Of the funds set aside by executive order, $75 million will cover the cost of body cameras to be spread among police departments throughout the country, while the remainder is used to properly train police in the use of surplus paramilitary gear including assault weapons and armored vehicles, which departments have been purchasing with the help of the Department of Homeland Security since the wind down of the wars in Afghanistan and Iraq. (RELATED: Police Departments Are Losing Tons Of Military Grade Weaponry)
Some of those funds will also go toward police outreach programs designed to improve communication and relations between departments and their surrounding communities. The funding includes a matching provision for local and state departments.
The call for cameras has increased significantly since the police shooting of unarmed 18-year-old Brown in Ferguson, Mo. in August. Ex-officer Darren Wilson, the shooter, was cleared of any wrongdoing by a grand jury in late November.
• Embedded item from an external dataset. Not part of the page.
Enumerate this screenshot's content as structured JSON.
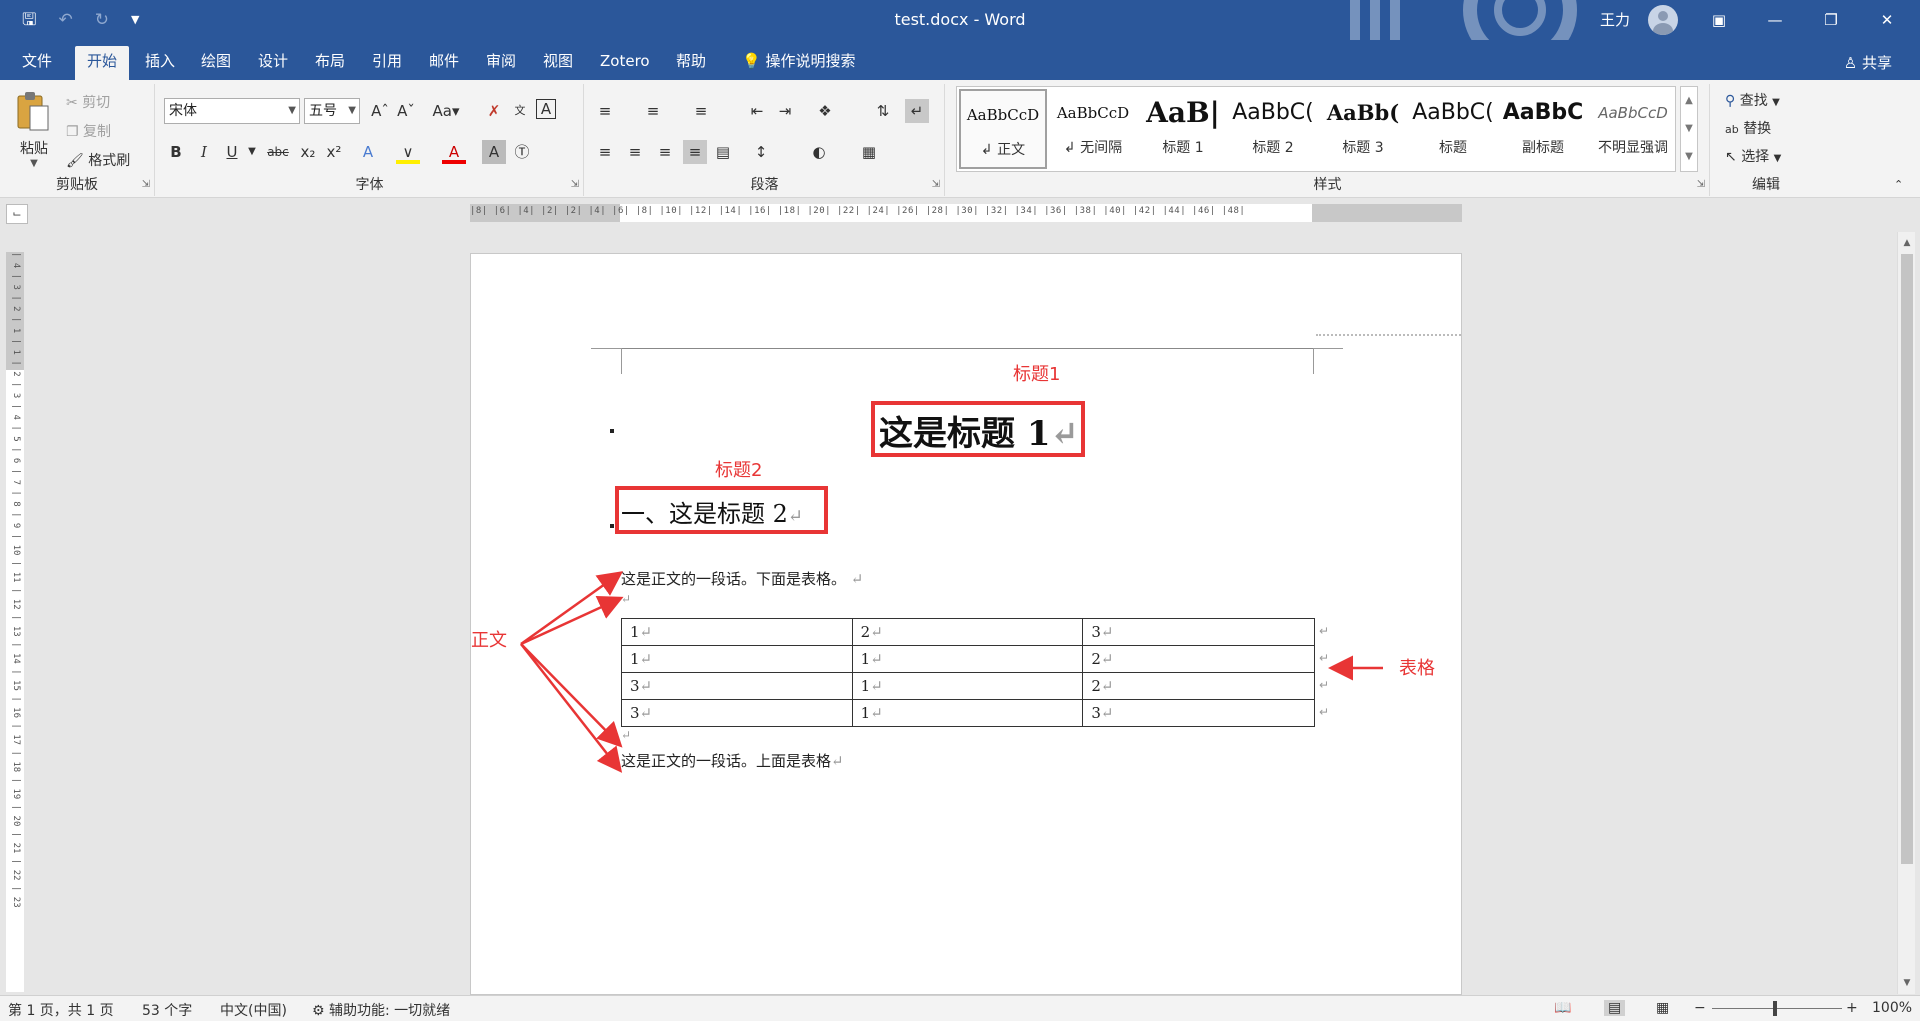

The Department of Justice has yet to conclude its investigation into the shooting.
In response to the grand jury decision, the parents of Michael Brown issued a statement last week asking supporters to “join with us in our campaign to ensure that every police officer working the streets in this country wears a body camera.”
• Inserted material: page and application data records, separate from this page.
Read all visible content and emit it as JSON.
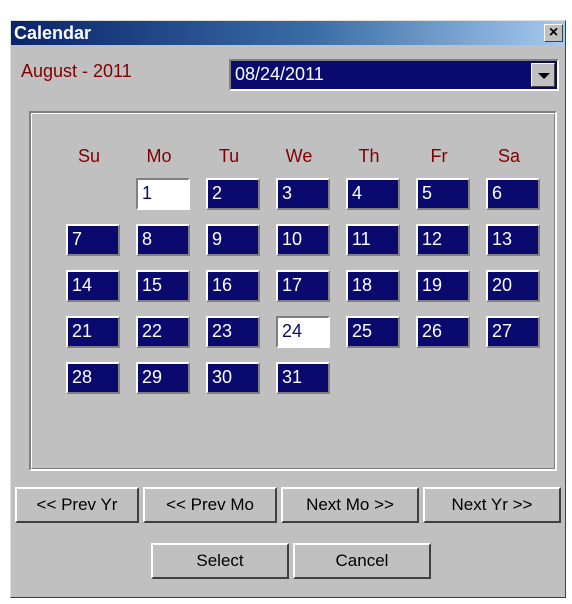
{
  "window": {
    "title": "Calendar",
    "close_label": "×"
  },
  "header": {
    "month_label": "August - 2011",
    "date_value": "08/24/2011"
  },
  "days_of_week": [
    "Su",
    "Mo",
    "Tu",
    "We",
    "Th",
    "Fr",
    "Sa"
  ],
  "days": [
    "1",
    "2",
    "3",
    "4",
    "5",
    "6",
    "7",
    "8",
    "9",
    "10",
    "11",
    "12",
    "13",
    "14",
    "15",
    "16",
    "17",
    "18",
    "19",
    "20",
    "21",
    "22",
    "23",
    "24",
    "25",
    "26",
    "27",
    "28",
    "29",
    "30",
    "31"
  ],
  "highlighted_days": [
    "1",
    "24"
  ],
  "nav": {
    "prev_year": "<< Prev Yr",
    "prev_month": "<< Prev Mo",
    "next_month": "Next Mo >>",
    "next_year": "Next Yr >>"
  },
  "actions": {
    "select": "Select",
    "cancel": "Cancel"
  },
  "colors": {
    "accent_navy": "#0a0a6e",
    "label_maroon": "#800000",
    "face": "#c0c0c0"
  }
}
The White House’s funding is only one small step toward that goal according to The Verge, which reports more than 750,000 police officers currently employed throughout the U.S.